*Prompt:* The word to look for is "icon". Report every line of the entries below that has it.

== Records for processing

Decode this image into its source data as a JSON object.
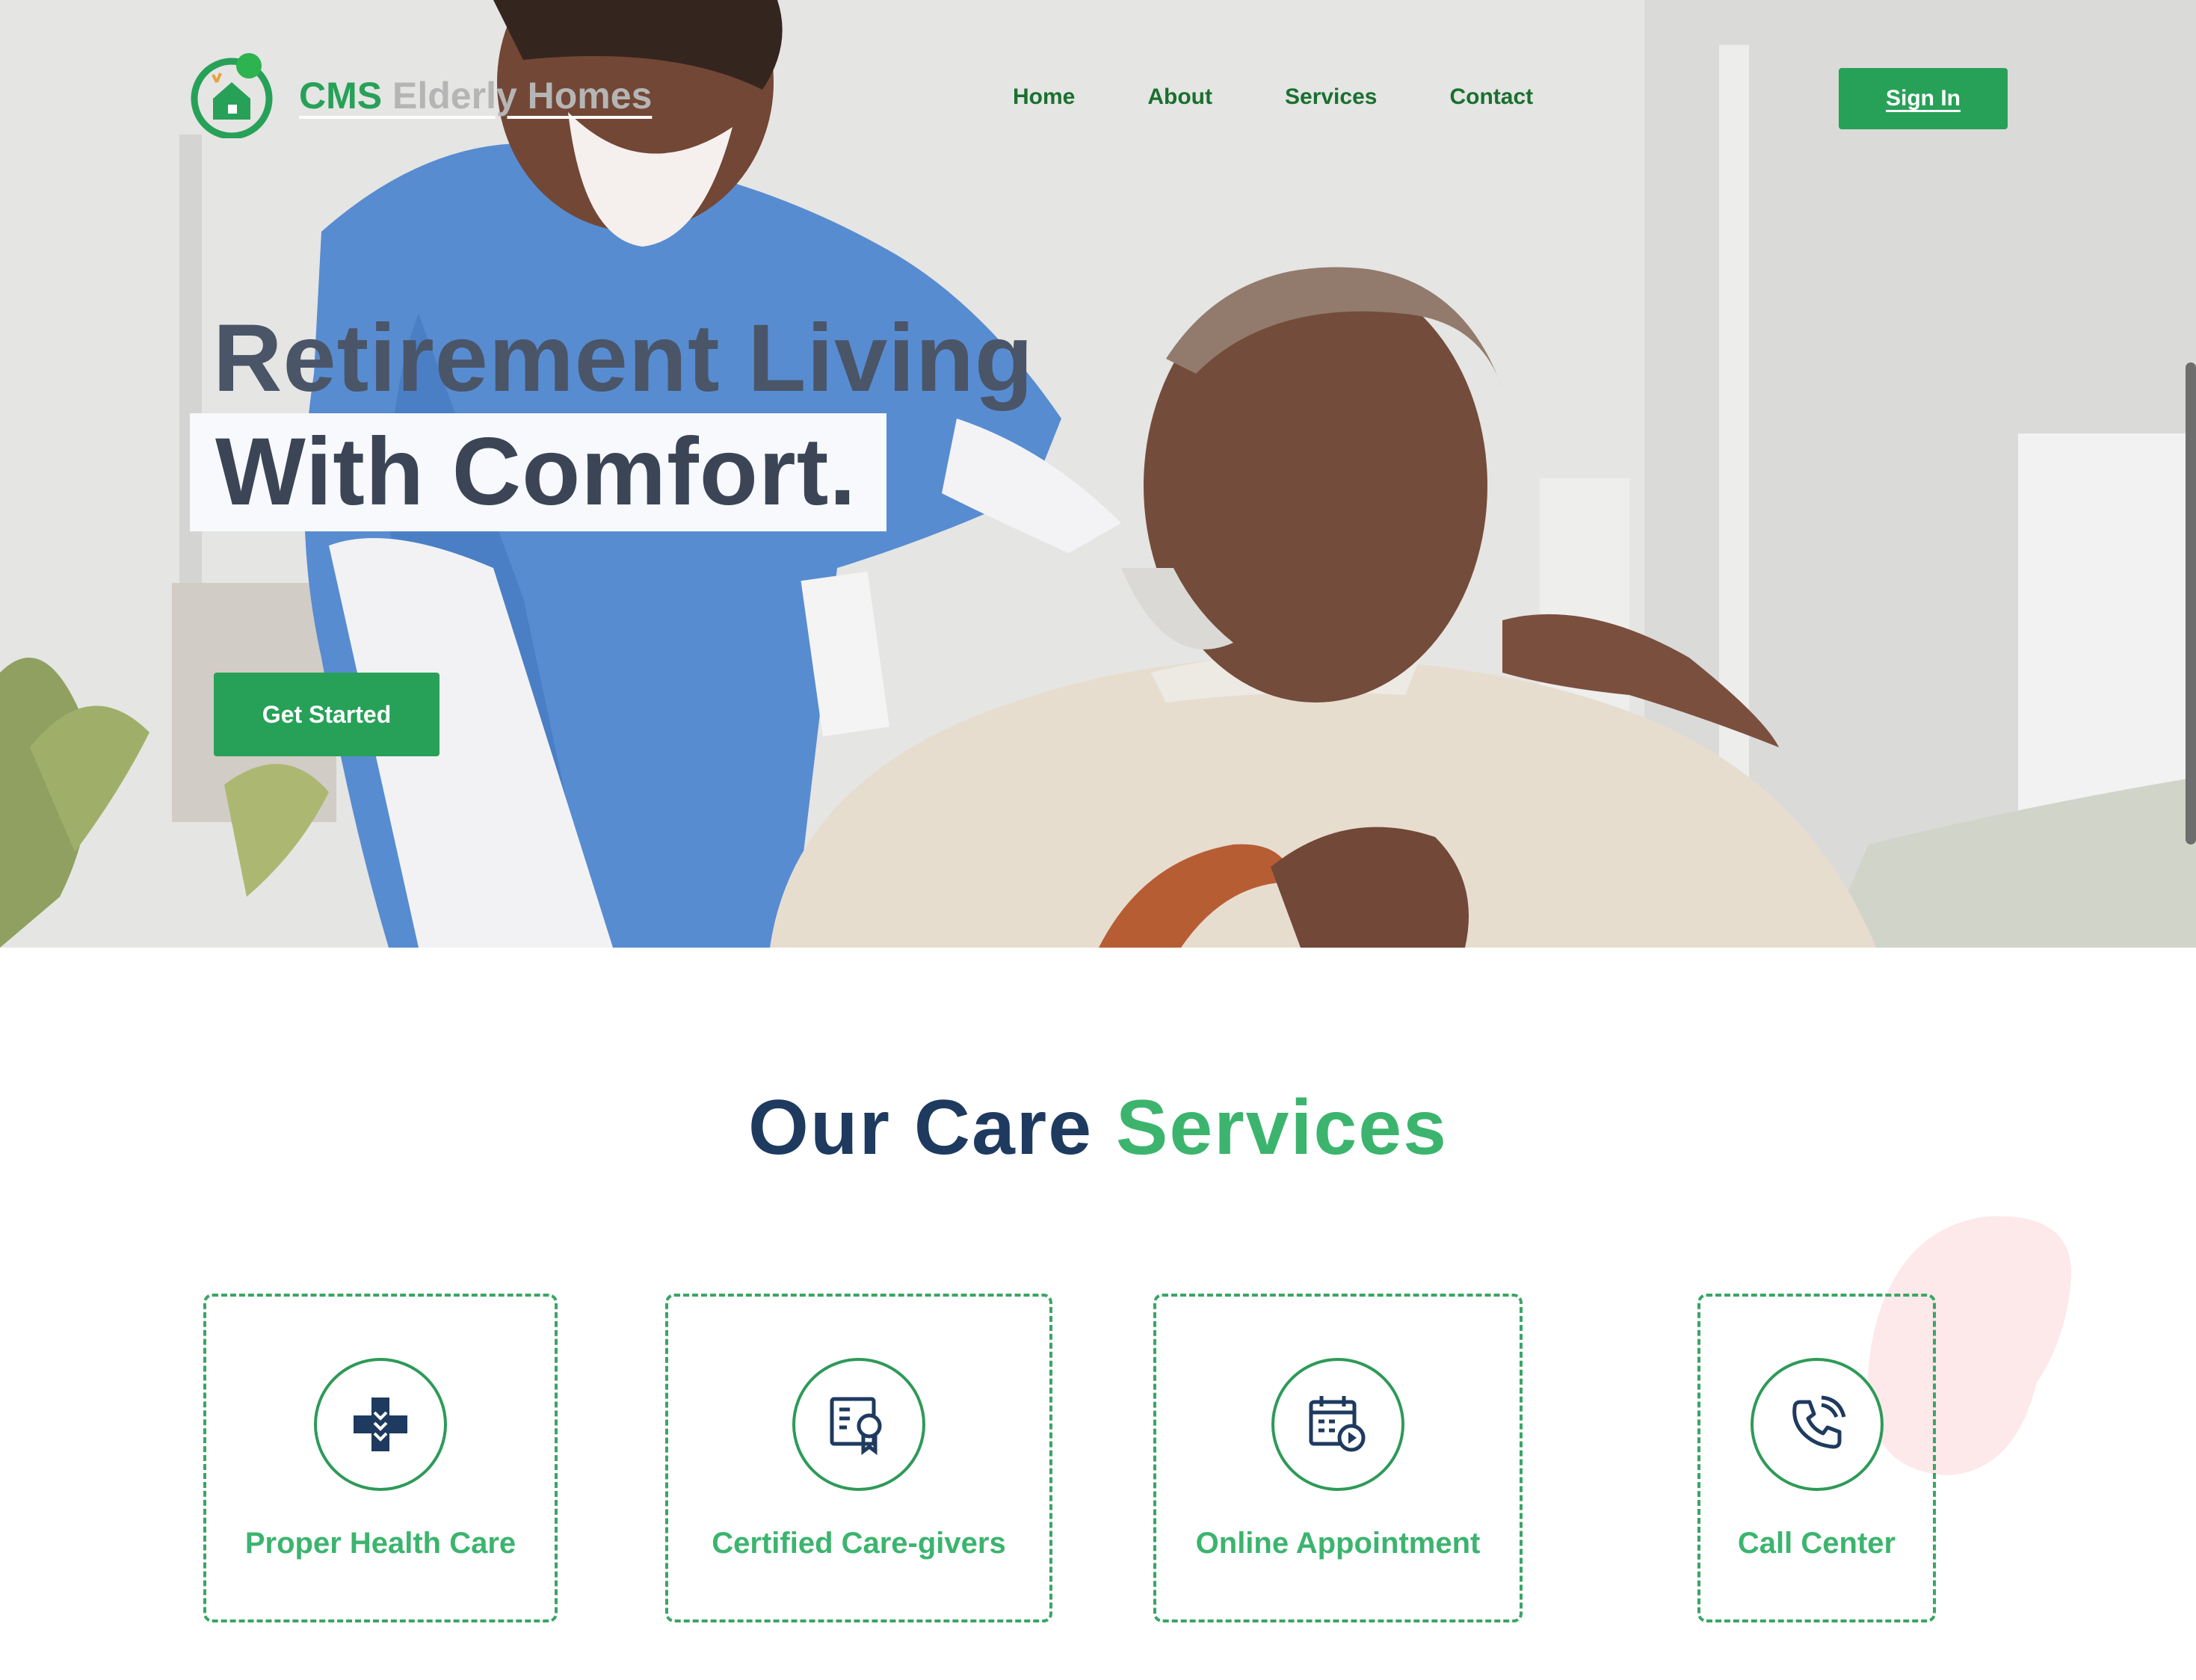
{
  "brand": {
    "name_part1": "CMS",
    "name_part2": "Elderly Homes"
  },
  "nav": {
    "items": [
      "Home",
      "About",
      "Services",
      "Contact"
    ],
    "signin_label": "Sign In"
  },
  "hero": {
    "title_line1": "Retirement Living",
    "title_line2": "With Comfort.",
    "cta_label": "Get Started"
  },
  "services": {
    "title_part1": "Our Care",
    "title_part2": "Services",
    "cards": [
      {
        "label": "Proper Health Care",
        "icon": "medical-cross-icon"
      },
      {
        "label": "Certified Care-givers",
        "icon": "certificate-icon"
      },
      {
        "label": "Online Appointment",
        "icon": "calendar-appointment-icon"
      },
      {
        "label": "Call Center",
        "icon": "phone-icon"
      }
    ]
  },
  "colors": {
    "primary": "#27a158",
    "accent_green": "#3cb46e",
    "navy": "#1e3a5f",
    "hero_title": "#4a5568"
  }
}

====

*Reply to the exercise:*
        "icon": "medical-cross-icon"
        "icon": "certificate-icon"
        "icon": "calendar-appointment-icon"
        "icon": "phone-icon"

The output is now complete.